_EXERCISE DIRECTIONS_
The listing must be copied out in full and exactly; no images go with it.

_EXERCISE DATA_
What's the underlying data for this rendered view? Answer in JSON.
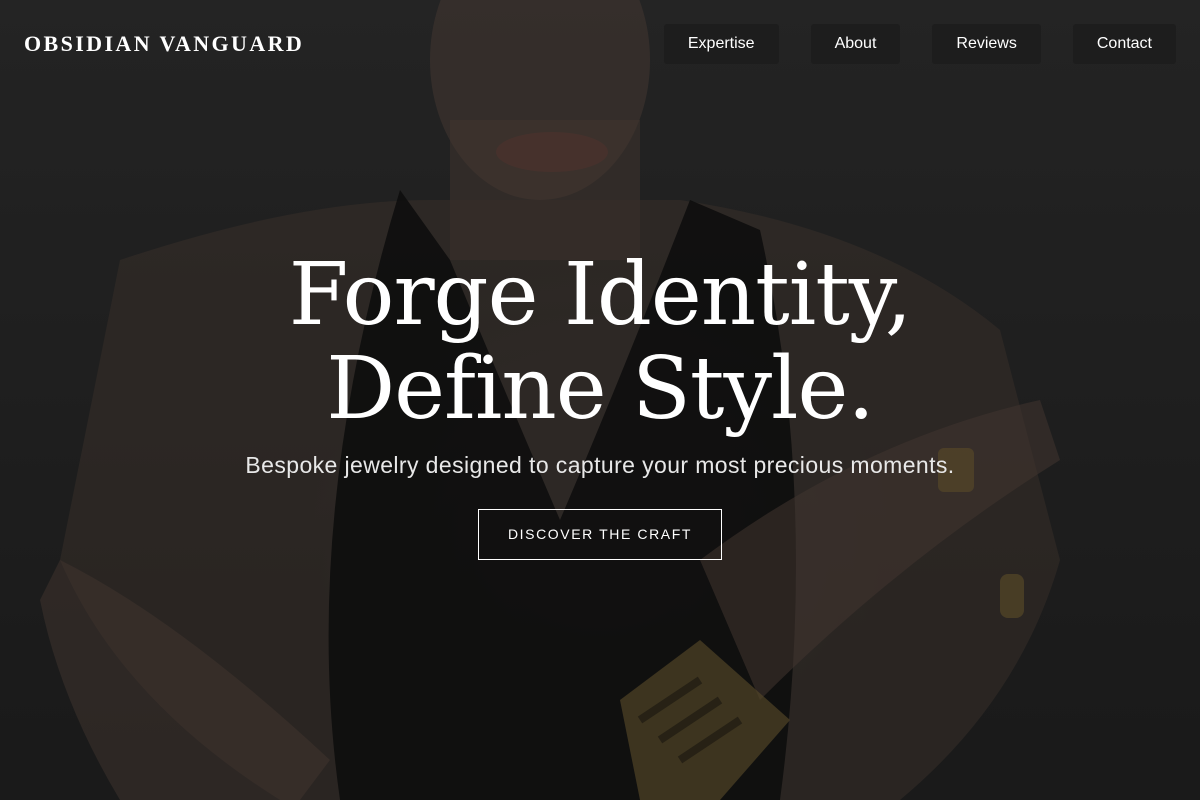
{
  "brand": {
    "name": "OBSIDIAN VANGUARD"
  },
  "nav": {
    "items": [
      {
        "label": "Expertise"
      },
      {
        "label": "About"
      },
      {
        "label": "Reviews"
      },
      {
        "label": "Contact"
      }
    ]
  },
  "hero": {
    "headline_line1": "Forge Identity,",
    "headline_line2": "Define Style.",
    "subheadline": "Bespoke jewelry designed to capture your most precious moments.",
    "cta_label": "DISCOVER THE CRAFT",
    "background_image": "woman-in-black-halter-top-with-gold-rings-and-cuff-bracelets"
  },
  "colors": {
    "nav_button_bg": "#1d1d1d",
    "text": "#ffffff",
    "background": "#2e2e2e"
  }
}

_TASK OUTPUT_
What's the underlying data for this rendered view? Answer in JSON.
{
  "brand": {
    "name": "OBSIDIAN VANGUARD"
  },
  "nav": {
    "items": [
      {
        "label": "Expertise"
      },
      {
        "label": "About"
      },
      {
        "label": "Reviews"
      },
      {
        "label": "Contact"
      }
    ]
  },
  "hero": {
    "headline_line1": "Forge Identity,",
    "headline_line2": "Define Style.",
    "subheadline": "Bespoke jewelry designed to capture your most precious moments.",
    "cta_label": "DISCOVER THE CRAFT",
    "background_image": "woman-in-black-halter-top-with-gold-rings-and-cuff-bracelets"
  },
  "colors": {
    "nav_button_bg": "#1d1d1d",
    "text": "#ffffff",
    "background": "#2e2e2e"
  }
}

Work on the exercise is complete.